WORK ORDER
Could you give the entries again, exactly as written?

STORED DATA
────────

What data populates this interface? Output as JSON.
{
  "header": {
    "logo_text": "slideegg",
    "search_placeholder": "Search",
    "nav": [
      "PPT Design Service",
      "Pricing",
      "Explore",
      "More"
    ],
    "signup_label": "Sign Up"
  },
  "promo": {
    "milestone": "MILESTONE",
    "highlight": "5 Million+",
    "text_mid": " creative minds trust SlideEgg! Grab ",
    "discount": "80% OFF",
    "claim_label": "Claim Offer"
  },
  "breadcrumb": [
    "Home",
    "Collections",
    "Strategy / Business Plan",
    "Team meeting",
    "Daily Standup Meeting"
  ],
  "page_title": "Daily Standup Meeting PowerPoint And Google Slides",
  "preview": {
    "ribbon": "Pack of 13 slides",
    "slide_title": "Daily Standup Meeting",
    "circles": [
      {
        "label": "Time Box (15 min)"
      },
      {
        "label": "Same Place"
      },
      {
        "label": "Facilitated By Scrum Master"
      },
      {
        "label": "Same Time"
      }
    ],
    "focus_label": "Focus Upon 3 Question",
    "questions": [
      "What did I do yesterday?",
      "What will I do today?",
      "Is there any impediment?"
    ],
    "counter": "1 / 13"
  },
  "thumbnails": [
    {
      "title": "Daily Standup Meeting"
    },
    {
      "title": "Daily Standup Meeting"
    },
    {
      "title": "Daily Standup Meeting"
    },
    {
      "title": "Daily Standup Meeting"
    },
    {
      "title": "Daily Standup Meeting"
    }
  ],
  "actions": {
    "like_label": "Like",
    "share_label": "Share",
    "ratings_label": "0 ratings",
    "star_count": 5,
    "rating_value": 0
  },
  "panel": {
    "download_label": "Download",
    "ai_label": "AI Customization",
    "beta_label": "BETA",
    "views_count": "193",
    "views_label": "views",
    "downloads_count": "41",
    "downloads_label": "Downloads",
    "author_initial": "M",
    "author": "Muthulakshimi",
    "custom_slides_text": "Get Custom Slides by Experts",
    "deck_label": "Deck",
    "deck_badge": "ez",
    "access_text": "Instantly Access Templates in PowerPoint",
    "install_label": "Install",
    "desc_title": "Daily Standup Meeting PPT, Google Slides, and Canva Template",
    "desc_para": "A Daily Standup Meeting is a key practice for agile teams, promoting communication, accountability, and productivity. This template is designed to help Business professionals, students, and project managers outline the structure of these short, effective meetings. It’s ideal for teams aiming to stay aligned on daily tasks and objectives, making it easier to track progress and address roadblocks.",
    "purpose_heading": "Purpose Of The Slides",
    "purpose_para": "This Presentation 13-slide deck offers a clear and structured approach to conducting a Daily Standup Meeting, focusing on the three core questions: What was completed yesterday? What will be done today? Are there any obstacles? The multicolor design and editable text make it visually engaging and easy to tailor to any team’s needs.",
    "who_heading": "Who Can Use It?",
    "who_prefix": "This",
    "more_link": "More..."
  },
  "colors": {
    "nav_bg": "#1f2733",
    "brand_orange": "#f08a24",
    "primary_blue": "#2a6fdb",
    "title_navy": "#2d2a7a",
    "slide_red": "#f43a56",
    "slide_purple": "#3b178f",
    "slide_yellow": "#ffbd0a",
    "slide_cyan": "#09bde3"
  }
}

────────

FINISHED TASK
What data populates this interface? Output as JSON.
{
  "header": {
    "logo_text": "slideegg",
    "search_placeholder": "Search",
    "nav": [
      "PPT Design Service",
      "Pricing",
      "Explore",
      "More"
    ],
    "signup_label": "Sign Up"
  },
  "promo": {
    "milestone": "MILESTONE",
    "highlight": "5 Million+",
    "text_mid": " creative minds trust SlideEgg! Grab ",
    "discount": "80% OFF",
    "claim_label": "Claim Offer"
  },
  "breadcrumb": [
    "Home",
    "Collections",
    "Strategy / Business Plan",
    "Team meeting",
    "Daily Standup Meeting"
  ],
  "page_title": "Daily Standup Meeting PowerPoint And Google Slides",
  "preview": {
    "ribbon": "Pack of 13 slides",
    "slide_title": "Daily Standup Meeting",
    "circles": [
      {
        "label": "Time Box (15 min)"
      },
      {
        "label": "Same Place"
      },
      {
        "label": "Facilitated By Scrum Master"
      },
      {
        "label": "Same Time"
      }
    ],
    "focus_label": "Focus Upon 3 Question",
    "questions": [
      "What did I do yesterday?",
      "What will I do today?",
      "Is there any impediment?"
    ],
    "counter": "1 / 13"
  },
  "thumbnails": [
    {
      "title": "Daily Standup Meeting"
    },
    {
      "title": "Daily Standup Meeting"
    },
    {
      "title": "Daily Standup Meeting"
    },
    {
      "title": "Daily Standup Meeting"
    },
    {
      "title": "Daily Standup Meeting"
    }
  ],
  "actions": {
    "like_label": "Like",
    "share_label": "Share",
    "ratings_label": "0 ratings",
    "star_count": 5,
    "rating_value": 0
  },
  "panel": {
    "download_label": "Download",
    "ai_label": "AI Customization",
    "beta_label": "BETA",
    "views_count": "193",
    "views_label": "views",
    "downloads_count": "41",
    "downloads_label": "Downloads",
    "author_initial": "M",
    "author": "Muthulakshimi",
    "custom_slides_text": "Get Custom Slides by Experts",
    "deck_label": "Deck",
    "deck_badge": "ez",
    "access_text": "Instantly Access Templates in PowerPoint",
    "install_label": "Install",
    "desc_title": "Daily Standup Meeting PPT, Google Slides, and Canva Template",
    "desc_para": "A Daily Standup Meeting is a key practice for agile teams, promoting communication, accountability, and productivity. This template is designed to help Business professionals, students, and project managers outline the structure of these short, effective meetings. It’s ideal for teams aiming to stay aligned on daily tasks and objectives, making it easier to track progress and address roadblocks.",
    "purpose_heading": "Purpose Of The Slides",
    "purpose_para": "This Presentation 13-slide deck offers a clear and structured approach to conducting a Daily Standup Meeting, focusing on the three core questions: What was completed yesterday? What will be done today? Are there any obstacles? The multicolor design and editable text make it visually engaging and easy to tailor to any team’s needs.",
    "who_heading": "Who Can Use It?",
    "who_prefix": "This",
    "more_link": "More..."
  },
  "colors": {
    "nav_bg": "#1f2733",
    "brand_orange": "#f08a24",
    "primary_blue": "#2a6fdb",
    "title_navy": "#2d2a7a",
    "slide_red": "#f43a56",
    "slide_purple": "#3b178f",
    "slide_yellow": "#ffbd0a",
    "slide_cyan": "#09bde3"
  }
}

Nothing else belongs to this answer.